A privileged few in Indonesia, however, will be doing so in style - in exclusive private jets.
Major roads out of Jakarta and Kuala Lumpur have been clogged, while railway stations, airports and ports are filled with people anxious to be with their families.
"There is no shortcut to reach home, so everyone on a home- bound trip must be patient and bear with traffic jams and the uncomfortable journey," said Indonesian traveller M. Fajar Setiawan.
"If there's anything that I don't like about Raya, it is being stuck in traffic," said Malaysian writer Siti Azizah Mohamed. "The journey gave me a migraine." She took five hours to "balik kampung" (the trip back to one's hometown) from Kuala Lumpur to Cheng in Melaka, instead of the usual three hours.
In Indonesia, officials say a record 30 million people were expected to travel this year for the annual mudik, as the hometown journey is called, for the Idul Fitri holidays.
Air travel in Indonesia has seen an uptick in recent years as disposable incomes rise. Plugging into this demand is Jakarta-based aviation company CeoJetset.
It is offering private jets for those who want to avoid the crowds at overbooked airlines.
Demand has increased since the firm started offering its services during this holiday period last year, said CeoJetset general manager Mohammad Ariandi.
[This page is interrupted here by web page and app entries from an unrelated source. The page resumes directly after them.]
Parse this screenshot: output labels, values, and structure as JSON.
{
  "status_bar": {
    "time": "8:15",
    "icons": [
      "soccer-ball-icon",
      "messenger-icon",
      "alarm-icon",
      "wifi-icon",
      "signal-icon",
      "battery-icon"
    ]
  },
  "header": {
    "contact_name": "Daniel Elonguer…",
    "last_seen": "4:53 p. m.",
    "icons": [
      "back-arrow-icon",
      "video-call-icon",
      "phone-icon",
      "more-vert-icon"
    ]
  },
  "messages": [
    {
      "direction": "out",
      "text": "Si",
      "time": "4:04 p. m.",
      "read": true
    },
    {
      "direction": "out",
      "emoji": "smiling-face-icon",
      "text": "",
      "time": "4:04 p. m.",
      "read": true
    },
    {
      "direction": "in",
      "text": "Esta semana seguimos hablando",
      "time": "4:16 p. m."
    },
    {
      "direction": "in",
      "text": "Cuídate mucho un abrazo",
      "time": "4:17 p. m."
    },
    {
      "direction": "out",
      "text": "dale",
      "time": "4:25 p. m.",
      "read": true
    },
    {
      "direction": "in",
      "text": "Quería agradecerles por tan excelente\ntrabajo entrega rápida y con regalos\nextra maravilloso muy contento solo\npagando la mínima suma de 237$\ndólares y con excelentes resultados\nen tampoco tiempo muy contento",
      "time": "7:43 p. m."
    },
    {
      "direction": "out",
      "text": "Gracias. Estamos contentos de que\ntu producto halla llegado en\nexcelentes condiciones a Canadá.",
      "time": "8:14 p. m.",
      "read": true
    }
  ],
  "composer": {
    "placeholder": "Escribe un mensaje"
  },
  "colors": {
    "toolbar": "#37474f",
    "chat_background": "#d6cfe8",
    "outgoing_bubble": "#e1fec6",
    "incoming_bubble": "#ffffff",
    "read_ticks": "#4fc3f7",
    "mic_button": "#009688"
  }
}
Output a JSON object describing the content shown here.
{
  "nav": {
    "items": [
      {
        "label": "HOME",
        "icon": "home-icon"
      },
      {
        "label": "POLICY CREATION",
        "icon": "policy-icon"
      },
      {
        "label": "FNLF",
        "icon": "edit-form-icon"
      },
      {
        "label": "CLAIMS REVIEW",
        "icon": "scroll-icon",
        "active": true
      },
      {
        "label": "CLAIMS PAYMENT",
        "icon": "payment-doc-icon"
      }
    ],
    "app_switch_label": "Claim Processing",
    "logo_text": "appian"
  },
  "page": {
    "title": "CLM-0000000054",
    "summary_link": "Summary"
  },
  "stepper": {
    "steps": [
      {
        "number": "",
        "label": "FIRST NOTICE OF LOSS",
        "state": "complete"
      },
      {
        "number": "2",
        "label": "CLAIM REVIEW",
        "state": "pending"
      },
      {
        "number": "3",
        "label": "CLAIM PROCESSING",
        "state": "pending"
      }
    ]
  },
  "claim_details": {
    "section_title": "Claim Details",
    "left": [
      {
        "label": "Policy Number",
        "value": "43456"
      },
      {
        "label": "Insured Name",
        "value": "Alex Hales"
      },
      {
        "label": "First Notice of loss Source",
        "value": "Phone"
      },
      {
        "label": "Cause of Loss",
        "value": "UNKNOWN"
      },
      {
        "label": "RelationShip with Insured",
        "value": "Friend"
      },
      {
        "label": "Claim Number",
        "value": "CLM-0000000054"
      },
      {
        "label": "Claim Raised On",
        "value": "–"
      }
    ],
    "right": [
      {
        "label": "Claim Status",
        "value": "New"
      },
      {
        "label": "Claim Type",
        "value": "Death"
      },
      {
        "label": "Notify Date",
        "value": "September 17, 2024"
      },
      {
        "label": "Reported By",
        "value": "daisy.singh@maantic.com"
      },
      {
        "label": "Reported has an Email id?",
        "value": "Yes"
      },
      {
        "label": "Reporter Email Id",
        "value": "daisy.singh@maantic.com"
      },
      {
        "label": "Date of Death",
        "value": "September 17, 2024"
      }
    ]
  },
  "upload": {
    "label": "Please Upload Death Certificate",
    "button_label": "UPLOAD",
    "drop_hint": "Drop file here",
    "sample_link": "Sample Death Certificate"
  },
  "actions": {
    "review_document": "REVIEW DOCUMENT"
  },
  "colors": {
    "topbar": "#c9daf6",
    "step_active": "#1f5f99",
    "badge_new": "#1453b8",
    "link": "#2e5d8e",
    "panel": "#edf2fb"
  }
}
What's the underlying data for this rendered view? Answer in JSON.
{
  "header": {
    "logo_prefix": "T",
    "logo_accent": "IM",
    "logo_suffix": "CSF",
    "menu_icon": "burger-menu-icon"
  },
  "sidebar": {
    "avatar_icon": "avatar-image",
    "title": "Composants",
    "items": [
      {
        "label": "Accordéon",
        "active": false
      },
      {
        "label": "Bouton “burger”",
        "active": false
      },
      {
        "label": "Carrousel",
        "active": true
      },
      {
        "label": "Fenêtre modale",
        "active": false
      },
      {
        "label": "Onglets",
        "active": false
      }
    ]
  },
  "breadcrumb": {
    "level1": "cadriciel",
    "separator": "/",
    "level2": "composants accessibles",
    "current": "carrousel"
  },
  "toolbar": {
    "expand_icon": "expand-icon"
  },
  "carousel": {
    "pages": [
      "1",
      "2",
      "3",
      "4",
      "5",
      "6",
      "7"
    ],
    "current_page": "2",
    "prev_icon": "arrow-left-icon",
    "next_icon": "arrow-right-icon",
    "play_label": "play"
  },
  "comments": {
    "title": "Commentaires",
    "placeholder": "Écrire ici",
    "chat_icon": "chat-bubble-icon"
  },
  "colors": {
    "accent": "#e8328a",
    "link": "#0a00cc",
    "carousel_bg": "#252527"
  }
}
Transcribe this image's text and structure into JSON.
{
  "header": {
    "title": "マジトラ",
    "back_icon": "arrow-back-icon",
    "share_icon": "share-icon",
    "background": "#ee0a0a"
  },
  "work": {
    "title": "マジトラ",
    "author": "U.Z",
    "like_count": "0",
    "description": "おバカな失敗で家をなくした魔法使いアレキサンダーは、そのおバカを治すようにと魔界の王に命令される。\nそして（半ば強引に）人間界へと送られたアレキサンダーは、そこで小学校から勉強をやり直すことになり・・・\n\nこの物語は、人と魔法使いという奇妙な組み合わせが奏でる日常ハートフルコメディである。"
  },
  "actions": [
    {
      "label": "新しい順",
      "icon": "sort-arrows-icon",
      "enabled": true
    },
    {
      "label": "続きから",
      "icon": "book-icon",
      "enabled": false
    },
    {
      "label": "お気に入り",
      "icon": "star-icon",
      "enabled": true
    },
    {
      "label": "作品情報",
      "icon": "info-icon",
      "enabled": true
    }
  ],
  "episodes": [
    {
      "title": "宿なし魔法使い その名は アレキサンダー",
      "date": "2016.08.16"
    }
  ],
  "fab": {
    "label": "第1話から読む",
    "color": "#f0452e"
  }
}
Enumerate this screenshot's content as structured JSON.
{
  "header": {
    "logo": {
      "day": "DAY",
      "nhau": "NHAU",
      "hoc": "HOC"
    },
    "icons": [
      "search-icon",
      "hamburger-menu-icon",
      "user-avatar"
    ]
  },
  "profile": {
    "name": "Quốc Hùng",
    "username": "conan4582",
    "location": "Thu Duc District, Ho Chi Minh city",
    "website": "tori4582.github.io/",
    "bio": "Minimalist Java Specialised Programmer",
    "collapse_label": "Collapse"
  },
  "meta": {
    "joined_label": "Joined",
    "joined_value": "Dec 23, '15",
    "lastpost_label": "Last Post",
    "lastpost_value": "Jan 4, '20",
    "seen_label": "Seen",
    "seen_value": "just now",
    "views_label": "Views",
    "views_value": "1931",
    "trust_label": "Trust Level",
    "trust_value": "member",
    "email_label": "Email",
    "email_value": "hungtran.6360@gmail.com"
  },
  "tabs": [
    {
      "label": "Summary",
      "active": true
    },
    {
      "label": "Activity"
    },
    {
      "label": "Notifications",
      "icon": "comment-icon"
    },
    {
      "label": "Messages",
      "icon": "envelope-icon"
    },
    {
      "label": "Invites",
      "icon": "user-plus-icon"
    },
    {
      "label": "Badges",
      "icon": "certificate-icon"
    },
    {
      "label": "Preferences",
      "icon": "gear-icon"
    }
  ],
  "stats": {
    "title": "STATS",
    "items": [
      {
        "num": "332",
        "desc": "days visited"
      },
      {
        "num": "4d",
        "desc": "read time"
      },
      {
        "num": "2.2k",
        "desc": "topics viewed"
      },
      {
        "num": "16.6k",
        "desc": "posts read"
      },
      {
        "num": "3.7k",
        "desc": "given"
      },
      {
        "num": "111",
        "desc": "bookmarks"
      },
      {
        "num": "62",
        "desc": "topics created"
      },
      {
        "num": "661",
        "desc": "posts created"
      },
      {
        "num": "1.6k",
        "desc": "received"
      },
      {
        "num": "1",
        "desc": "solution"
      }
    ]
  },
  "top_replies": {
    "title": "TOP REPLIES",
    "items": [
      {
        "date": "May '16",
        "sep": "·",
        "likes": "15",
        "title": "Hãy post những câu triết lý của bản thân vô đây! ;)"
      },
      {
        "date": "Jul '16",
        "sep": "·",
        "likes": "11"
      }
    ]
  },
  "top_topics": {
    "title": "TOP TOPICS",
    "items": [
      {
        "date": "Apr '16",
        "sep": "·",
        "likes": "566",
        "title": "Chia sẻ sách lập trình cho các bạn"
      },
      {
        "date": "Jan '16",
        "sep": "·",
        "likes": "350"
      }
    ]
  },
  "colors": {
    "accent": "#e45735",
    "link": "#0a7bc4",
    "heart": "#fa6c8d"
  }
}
Among the most popular are the Jakarta-Surabaya and Jakarta-Singapore routes.
"This is a very new service still at an 'introductory campaign stage'," said Mr Alwas Kurniadi Yarman, a senior wealth manager at private lender Bank Negara Indonesia (BNI), which has a one-year alliance contract with CeoJetset.
The flights do not come cheap, even on the discounted fares offered by BNI.
A ride in an Embraer Phenom 300 jet from Jakarta to Surabaya will set one back by more than 210 million rupiah (S$21,900), with the client allowed to bring five other passengers.
In Malaysia, the main North- South Expressway out of Kuala Lumpur was jammed for long stretches some 100km out of the capital city yesterday, as travellers headed towards the northern states such as Kedah and Penang, and southern states like Johor and Melaka.
The key Karak Highway to reach Peninsular Malaysia's east coast states of Pahang, Kelantan and Terengganu also saw bumper- to- bumper traffic, local media reported.
At ports and jetties facing Sumatra, tens of thousands of Indonesians working in Malaysia patiently queued up for their ferries home. These included Penang port, Bagan Datuk jetty in Perak, Port Klang port in Selangor, and jetties in Melaka and Batu Pahat, Johor.
There are nearly one million Indonesians working in Malaysia legally, and about one million more who are illegal migrant workers.
There is a silver lining for those who remain in the big cities after millions are gone for the week.
Accountant Ida Abdullah is staying put in Subang Jaya as her family all live in the Selangor suburb next to Kuala Lumpur. "I'm happy the roads here are empty - it makes it easier for us to go shopping."